Background: Essential oils are volatile and lipophilic liquid extracts made from plants as secondary metabolites that can be obtained by distillation. To date, several studies have investigated the direct antimicrobial activity of liquid essential oils. However, this study investigated the antimicrobial properties of the volatile substances present in various essential oils. Methods: A modified zone of inhibition protocol was developed using agar petri dishes with a center glass vial to allow evaporation and aerosolization of the potential active constituents from essential oils. In total, nineteen essential oils were tested against five Gram positive bacterial species, five Gram negative bacterial species and one fungi. Results: This study found potent antimicrobial activity from the volatile constituents of several essential oils. Rosemary, tea tree, and cassia volatiles were found to be the best broad-spectrum antibacterial agents, whereas clove volatiles had almost no antimicrobial activity. Conclusions: These results support the anecdotal historical evidence of the antimicrobial activity of the volatile constituents essential oils.
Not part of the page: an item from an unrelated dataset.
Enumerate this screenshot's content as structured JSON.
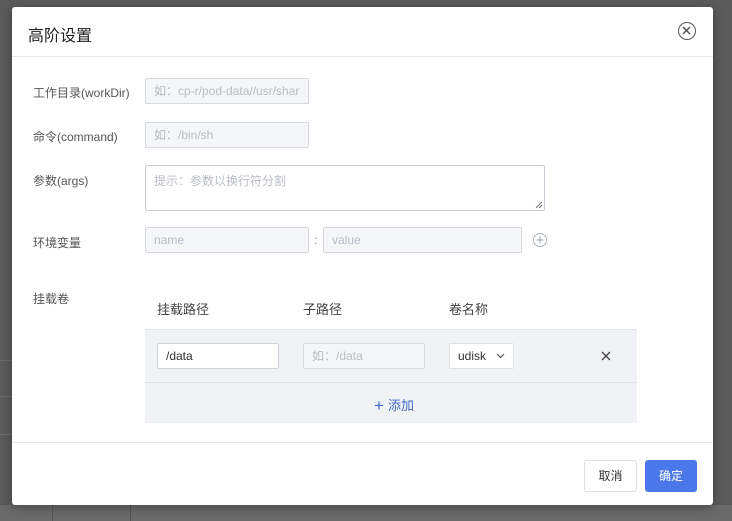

Modern medical implications for this work may be related to the use of aromatic essential oils for respiratory or dermatological infections.
- Essential oils
- Volatile substances
ASJC Scopus subject areas
- Complementary and alternative medicine